- Supplies. Farmers will need any equipment or supplies that are essential to a successful harvest replaced if they were looted or destroyed. Two invasions and military occupations in Tigray have been hell for farmers. There have been widespread reports of stolen draft animals, tractors, and tools; livestock slaughtered and stolen; crops consumed or destroyed; and irrigation systems destroyed that provide irrigation for tens of thousands of farmers. Earlier this month, the Government of Tigray’s Bureau of Agriculture and Natural Resources outlined a plan to stabilize and restart Tigray’s agricultural system. This should be used as a starting point for international donors.
- Stability. The harvest will take months. During that time Tigrayan farmers need to not be displaced again. Tigray will also need a level of resource stability. Tigrayan families need immediate food assistance, clean drinking water, medicine, and access to health care and their finances. Humanitarian relief must continue without any illegal blockage until food security is restored.
The list reads like an appeal for justice because all of these things were illegally taken from Tigray through genocidal acts of collective punishment, but it’s not. That list would be much longer. These are necessary ingredients for a successful harvest, which could eliminate most or all food insecurity in Tigray. If all of these ingredients come together in Tigray, food security in the region can rebound this year. If not, the region will remain dependent on food assistance into 2024.
Every stakeholder in the peace process has committed to “peace through impunity” and remains unwilling to call the destruction of Tigray by its true name or confront the criminals. The diplomatic failure to acknowledge the injustices committed in Tigray must not be allowed to corrupt the humanitarian support for the agricultural recovery. Simply put, Tigrayan farmers cannot afford to wait for the international community to find the political will to acknowledge that 90% of the tractors in Tigray were looted or destroyed during the past two military occupations. They need tractors replaced immediately so that they can produce food.
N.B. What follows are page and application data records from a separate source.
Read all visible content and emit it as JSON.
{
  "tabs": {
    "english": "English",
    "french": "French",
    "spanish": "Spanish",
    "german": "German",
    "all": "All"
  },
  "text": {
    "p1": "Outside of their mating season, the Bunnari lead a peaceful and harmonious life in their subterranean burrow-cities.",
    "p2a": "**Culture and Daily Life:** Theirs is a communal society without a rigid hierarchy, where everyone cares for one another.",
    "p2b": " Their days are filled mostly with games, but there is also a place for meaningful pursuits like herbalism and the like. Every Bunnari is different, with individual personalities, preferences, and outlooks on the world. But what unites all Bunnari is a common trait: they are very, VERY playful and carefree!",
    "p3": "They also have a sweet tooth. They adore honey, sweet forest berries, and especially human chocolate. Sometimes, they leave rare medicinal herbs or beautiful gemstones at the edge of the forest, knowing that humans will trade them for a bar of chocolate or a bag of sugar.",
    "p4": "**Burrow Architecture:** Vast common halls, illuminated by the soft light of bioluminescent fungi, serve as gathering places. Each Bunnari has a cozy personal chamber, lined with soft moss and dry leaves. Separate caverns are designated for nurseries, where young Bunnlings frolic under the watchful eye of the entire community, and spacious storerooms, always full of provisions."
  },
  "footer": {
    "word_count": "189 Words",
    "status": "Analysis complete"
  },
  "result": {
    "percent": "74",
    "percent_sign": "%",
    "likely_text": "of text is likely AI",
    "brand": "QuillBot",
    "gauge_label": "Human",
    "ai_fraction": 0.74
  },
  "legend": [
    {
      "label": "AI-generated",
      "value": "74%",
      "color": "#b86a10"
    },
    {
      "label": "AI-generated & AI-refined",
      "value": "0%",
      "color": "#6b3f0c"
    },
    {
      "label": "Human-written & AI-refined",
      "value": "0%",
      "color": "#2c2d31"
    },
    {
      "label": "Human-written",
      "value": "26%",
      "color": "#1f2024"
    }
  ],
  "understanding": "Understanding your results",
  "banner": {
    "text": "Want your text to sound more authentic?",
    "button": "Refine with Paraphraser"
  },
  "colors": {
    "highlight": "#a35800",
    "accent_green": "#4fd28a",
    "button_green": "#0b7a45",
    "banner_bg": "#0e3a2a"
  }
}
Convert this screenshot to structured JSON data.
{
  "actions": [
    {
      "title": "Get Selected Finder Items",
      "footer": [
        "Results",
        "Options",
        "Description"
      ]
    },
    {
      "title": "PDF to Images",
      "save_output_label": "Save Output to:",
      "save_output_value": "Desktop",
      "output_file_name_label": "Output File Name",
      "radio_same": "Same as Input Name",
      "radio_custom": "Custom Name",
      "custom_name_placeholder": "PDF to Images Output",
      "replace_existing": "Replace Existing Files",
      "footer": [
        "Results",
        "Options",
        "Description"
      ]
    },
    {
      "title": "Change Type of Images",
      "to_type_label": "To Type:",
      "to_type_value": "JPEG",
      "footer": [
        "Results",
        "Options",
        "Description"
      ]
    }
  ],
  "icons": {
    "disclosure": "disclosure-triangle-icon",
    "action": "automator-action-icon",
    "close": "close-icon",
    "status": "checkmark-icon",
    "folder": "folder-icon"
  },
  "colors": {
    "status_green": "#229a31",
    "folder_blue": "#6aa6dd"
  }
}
The progress of the humanitarian response over the past three months has been celebrated, it is now time to focus on areas of failure. Aid must be accelerated immediately to meet the needs of the people of Tigray and lay the foundation for recovery. The deal in Pretoria was that peace would bring unhindered humanitarian access, which never should have been on the table in the first place. Now that hostilities have stopped, all stakeholders, particularly the United States and the United Nations, should aggressively push the Government of Ethiopia to comply fully with its promise to end the use of starvation to subjugate the people of Tigray.